Negotiating with unions: 7 sins
in many of our projects at some point we reach the stage where our client enters in negotiations with Trade Unions. Often a minefield.
Transformational change usually comes with an impact on people. Therefore, in many of our projects at some point we reach the stage where our client enters in negotiations with Trade Unions. Often a minefield, such discussions can make communicating with your own employees fraught with difficulties. It doesn’t have to be this way if you apply a well considered negotiation strategy and smart communication. Even so, it will help to know the 7 deadly sins of negotiation…
1) Unrealistic optimism.
Negotiation delegations often overestimate the willingness of social partners (and employees) to accept difficult propositions. Employers often presume that the case for change is clear to all and that any discussion is merely a formality before reaching agreement on certain measures or changes.
2) Negotiating without strategy.
Everyone knows that scenario planning is crucial for achieving good results in any negotiation. Still, I often see negotiators concentrating solely on their next move. This can end up with them conceding more than they had intended, painting themselves into a corner or even losing control altogether.
3) Aversion to thinking the unthinkable.
A double deadly combination of the first two sins. Usually someone in the team is prepared to play the devil’s advocate and voice the less than positive scenarios. However, he will often quickly pick up on the irritation generated by this. “C’mon, that’s never really gonna happen,” the team will respond in unison, thus avoiding any serious willingness to look into these scenarios in detail. In practice however, it is often one of these less than desired scenarios which eventually unfolds.
4) Not setting out the limits beforehand.
Another pitfall experienced by anyone who has ever bought (or sold) a second hand car: if you don’t make a hard and fast agreement with yourself beforehand about how far you’re willing to go, you’ll invariably end up giving away too much.
5) Lacking a follow-up plan in case of failed negotiations.
What happens if we’re unable to come to an agreement? Do we have an alternative route to achieving our goals? Are we willing to risk a strike? As an employer, if you don’t have a realistic alternative plan you will be starting from a particularly weak position in the face of the negotiations (also psychologically). Worse still, you will have no way of exerting pressure on your social partners or creating a sense of urgency in your organisation.
6) Negotiating in public.
I once witnessed an employer who, at the launch of the negotiations, disclosed it’s complete wish list to the internal audience. The sheer number of proposals alone (mostly geared towards economising) stamped aggression all over this approach and only managed to add fuel to the fire. In this case there was a clear negotiation strategy to come to an exchange of demands in a number of steps. But of course that part of the story could not be communicated to employees…
7) Negotiating in silence.
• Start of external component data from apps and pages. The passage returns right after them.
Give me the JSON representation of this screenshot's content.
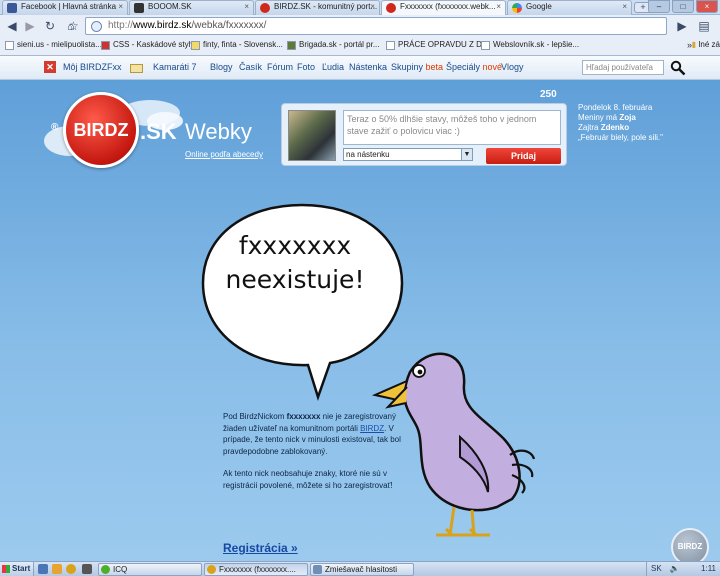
{
  "browser": {
    "tabs": [
      {
        "title": "Facebook | Hlavná stránka",
        "icon": "facebook-icon",
        "color": "#3b5998"
      },
      {
        "title": "BOOOM.SK",
        "icon": "booom-icon",
        "color": "#333333"
      },
      {
        "title": "BIRDZ.SK - komunitný port...",
        "icon": "birdz-icon",
        "color": "#d0281c"
      },
      {
        "title": "Fxxxxxxx (fxxxxxxx.webk...",
        "icon": "birdz-icon",
        "color": "#d0281c"
      },
      {
        "title": "Google",
        "icon": "google-icon",
        "color": "#4285f4"
      }
    ],
    "url_host": "www.birdz.sk",
    "url_path": "/webka/fxxxxxxx/",
    "url_scheme": "http://",
    "bookmarks": [
      {
        "label": "sieni.us - mielipuolista..."
      },
      {
        "label": "CSS - Kaskádové styly"
      },
      {
        "label": "finty, finta - Slovensk..."
      },
      {
        "label": "Brigada.sk - portál pr..."
      },
      {
        "label": "PRÁCE OPRAVDU Z D..."
      },
      {
        "label": "Webslovník.sk - lepšie..."
      }
    ],
    "bookmarks_more": "»",
    "bookmarks_other": "Iné zá"
  },
  "site": {
    "nav": {
      "my_birdz": "Môj BIRDZ",
      "fxx": "Fxx",
      "friends": "Kamaráti 7",
      "blogy": "Blogy",
      "casik": "Časík",
      "forum": "Fórum",
      "foto": "Foto",
      "ludia": "Ľudia",
      "nastenka": "Nástenka",
      "skupiny": "Skupiny",
      "skupiny_badge": "beta",
      "specialy": "Špeciály",
      "specialy_badge": "nové",
      "vlogy": "Vlogy",
      "user_search_placeholder": "Hľadaj používateľa"
    },
    "logo": {
      "reg": "®",
      "brand": "BIRDZ",
      "tld": ".SK"
    },
    "section_title": "Webky",
    "section_subtitle": "Online podľa abecedy",
    "post": {
      "char_count": "250",
      "placeholder": "Teraz o 50% dlhšie stavy, môžeš toho v jednom stave zažiť o polovicu viac :)",
      "target_select": "na nástenku",
      "submit": "Pridaj"
    },
    "date": {
      "line1": "Pondelok 8. februára",
      "name_today_label": "Meniny má",
      "name_today": "Zoja",
      "name_tomorrow_label": "Zajtra",
      "name_tomorrow": "Zdenko",
      "proverb": "„Február biely, pole sili.\""
    },
    "bubble": {
      "line1": "fxxxxxxx",
      "line2": "neexistuje!"
    },
    "info": {
      "p1_a": "Pod BirdzNickom ",
      "p1_nick": "fxxxxxxx",
      "p1_b": " nie je zaregistrovaný žiaden užívateľ na komunitnom portáli ",
      "p1_link": "BIRDZ",
      "p1_c": ". V prípade, že tento nick v minulosti existoval, tak bol pravdepodobne zablokovaný.",
      "p2": "Ak tento nick neobsahuje znaky, ktoré nie sú v registrácii povolené, môžete si ho zaregistrovať!"
    },
    "register_link": "Registrácia »",
    "corner_badge": "BIRDZ"
  },
  "taskbar": {
    "start": "Start",
    "items": [
      {
        "label": "ICQ",
        "icon": "icq-icon",
        "color": "#4caf2a"
      },
      {
        "label": "Fxxxxxxx (fxxxxxxx....",
        "icon": "chrome-icon",
        "color": "#d9a21b"
      },
      {
        "label": "Zmiešavač hlasitosti",
        "icon": "volume-mixer-icon",
        "color": "#6f8fb5"
      }
    ],
    "tray_lang": "SK",
    "clock": "1:11"
  },
  "colors": {
    "brand_red": "#d0281c",
    "page_blue": "#6aa6dc",
    "link_blue": "#1748a4"
  }
}
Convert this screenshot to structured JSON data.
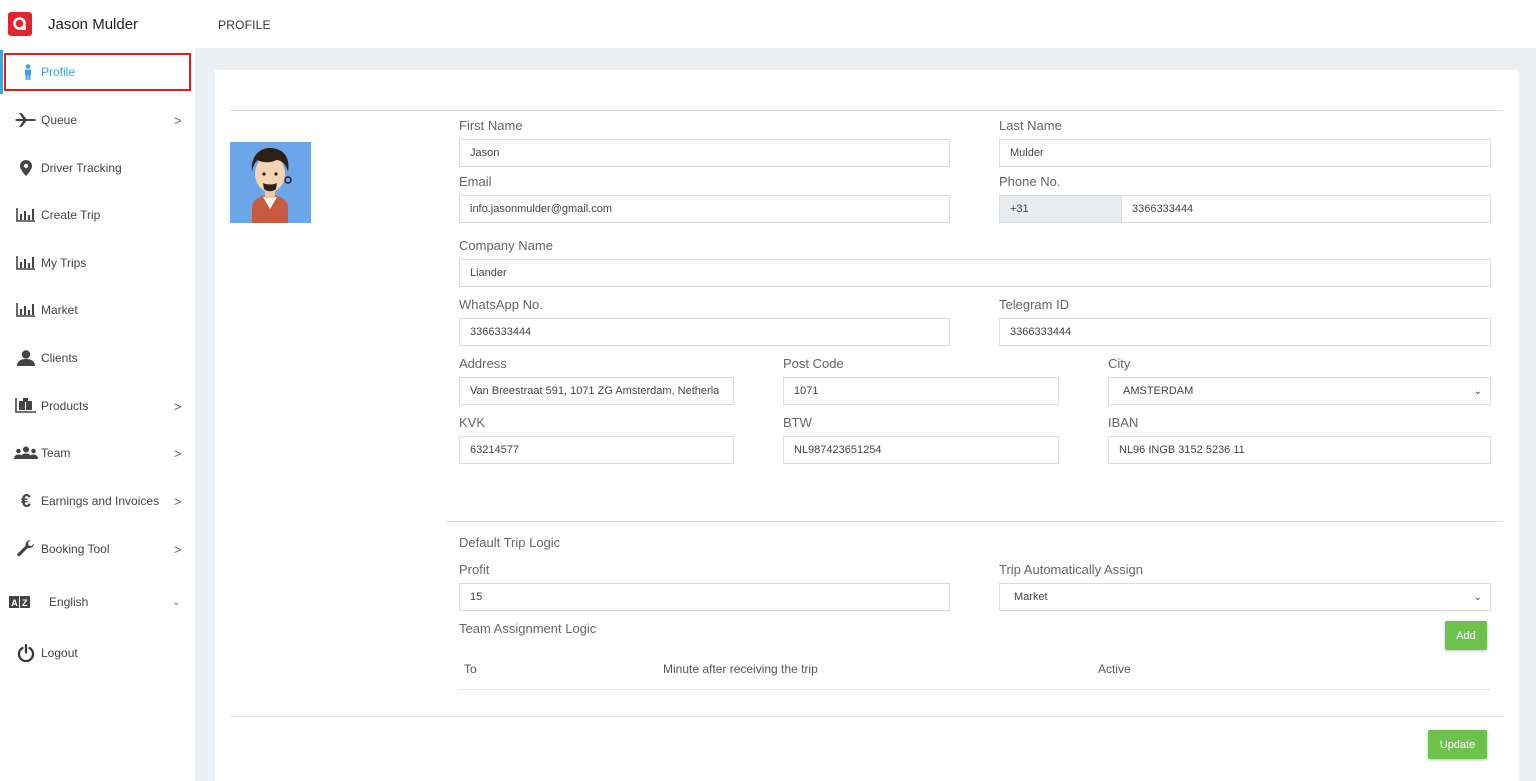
{
  "app": {
    "user_name": "Jason Mulder"
  },
  "topbar": {
    "breadcrumb": "PROFILE"
  },
  "sidebar": {
    "items": [
      {
        "label": "Profile",
        "icon": "person-icon"
      },
      {
        "label": "Queue",
        "icon": "plane-icon"
      },
      {
        "label": "Driver Tracking",
        "icon": "map-pin-icon"
      },
      {
        "label": "Create Trip",
        "icon": "bar-chart-icon"
      },
      {
        "label": "My Trips",
        "icon": "bar-chart-icon"
      },
      {
        "label": "Market",
        "icon": "bar-chart-icon"
      },
      {
        "label": "Clients",
        "icon": "user-icon"
      },
      {
        "label": "Products",
        "icon": "products-icon"
      },
      {
        "label": "Team",
        "icon": "team-icon"
      },
      {
        "label": "Earnings and Invoices",
        "icon": "euro-icon"
      },
      {
        "label": "Booking Tool",
        "icon": "wrench-icon"
      },
      {
        "label": "English",
        "icon": "translate-icon"
      },
      {
        "label": "Logout",
        "icon": "power-icon"
      }
    ]
  },
  "form": {
    "first_name": {
      "label": "First Name",
      "value": "Jason"
    },
    "last_name": {
      "label": "Last Name",
      "value": "Mulder"
    },
    "email": {
      "label": "Email",
      "value": "info.jasonmulder@gmail.com"
    },
    "phone": {
      "label": "Phone No.",
      "prefix": "+31",
      "value": "3366333444"
    },
    "company": {
      "label": "Company Name",
      "value": "Liander"
    },
    "whatsapp": {
      "label": "WhatsApp No.",
      "value": "3366333444"
    },
    "telegram": {
      "label": "Telegram ID",
      "value": "3366333444"
    },
    "address": {
      "label": "Address",
      "value": "Van Breestraat 591, 1071 ZG Amsterdam, Netherla"
    },
    "postcode": {
      "label": "Post Code",
      "value": "1071"
    },
    "city": {
      "label": "City",
      "value": "AMSTERDAM"
    },
    "kvk": {
      "label": "KVK",
      "value": "63214577"
    },
    "btw": {
      "label": "BTW",
      "value": "NL987423651254"
    },
    "iban": {
      "label": "IBAN",
      "value": "NL96 INGB 3152 5236 11"
    }
  },
  "trip_logic": {
    "section_title": "Default Trip Logic",
    "profit": {
      "label": "Profit",
      "value": "15"
    },
    "auto_assign": {
      "label": "Trip Automatically Assign",
      "value": "Market"
    },
    "team_logic_title": "Team Assignment Logic",
    "add_label": "Add",
    "columns": [
      "To",
      "Minute after receiving the trip",
      "Active"
    ]
  },
  "update_label": "Update",
  "colors": {
    "accent": "#3aa4dc",
    "brand": "#e0262b",
    "button": "#6cc24a",
    "highlight_border": "#e21b1b"
  }
}
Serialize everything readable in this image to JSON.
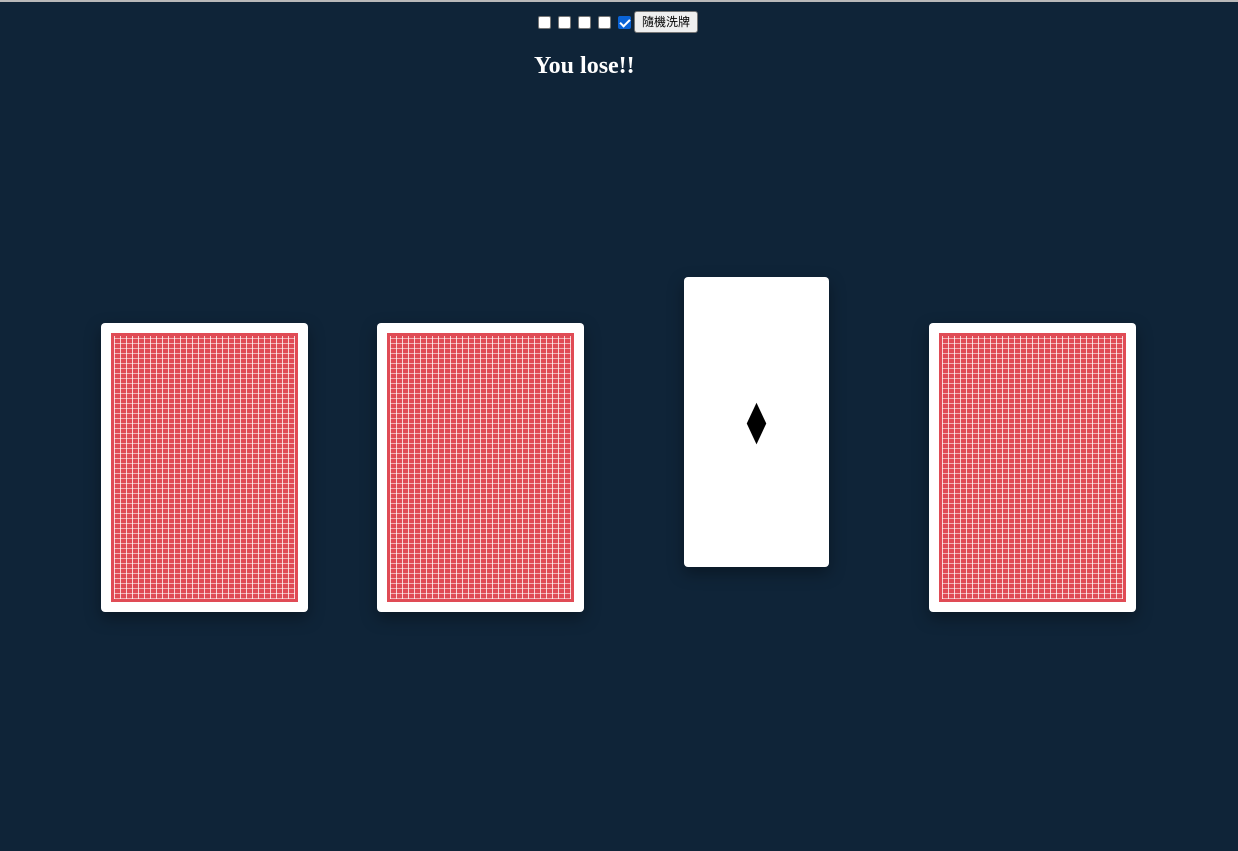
{
  "controls": {
    "checkboxes": [
      {
        "checked": false
      },
      {
        "checked": false
      },
      {
        "checked": false
      },
      {
        "checked": false
      },
      {
        "checked": true
      }
    ],
    "shuffle_label": "隨機洗牌"
  },
  "result_text": "You lose!!",
  "cards": [
    {
      "state": "face-down",
      "back_color": "#e04b55"
    },
    {
      "state": "face-down",
      "back_color": "#e04b55"
    },
    {
      "state": "face-up",
      "suit_glyph": "⧫",
      "suit_name": "diamond"
    },
    {
      "state": "face-down",
      "back_color": "#e04b55"
    }
  ],
  "colors": {
    "background": "#0f2438",
    "card_back": "#e04b55",
    "checkbox_checked": "#0a63d6"
  }
}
The opposite to sin number 6 is equally deadly: negotiating in complete silence to prevent unrest and to reduce pressure on the talks. With the intention to explain everything to employees after closing an agreement. Unfortunately, unions may be willing to enter in negotiations, but they will never sign. They will always ask the employer to first ‘explain it’s plans to the employees’. However, to do so at a very late stage in the negotiations can prove to be an extremely difficult prospect. The employer’s single option is to disclose the detailed proposals and present them as some kind of ‘best and final offer’. This rarely creates support, but rather tends to reinforce resistance, resulting in a much stronger union position.
So how should it be done?
It will be clear that the key factor for success is to approach the negotiation table with a sound strategy. One in which the minimally desired result is clearly identified. And where the range of scenarios has been carefully detailed and the various steps regarding the exchange of wishes and demands fully considered. It is also good practice to place the preparations and calculations pertaining to all scenarios into the hands of a technical team that operates at arm’s length of the negotiators. This team should be tasked with providing ‘objective’ information regarding the material consequences of the various choices open at each step, thus enabling the negotiators to act less impulsive and more strategically.
Finally, it is vital before and during any negotiations to keep in close, intense contact with the employees to prepare minds for accepting the later results (also see this earlier blog). Not by negotiating in public, but by regularly communicating the case for change and by managing expectations with respect to potential measures and the possible impact of these. Step by step, this will build acceptance of the fact that ‘something needs to happen’ and will ensure that employees gradually get used to the notion that various certainties are up for discussion. This will also open up room for manoeuvre for the union side, eventually enabling them to sign an agreement.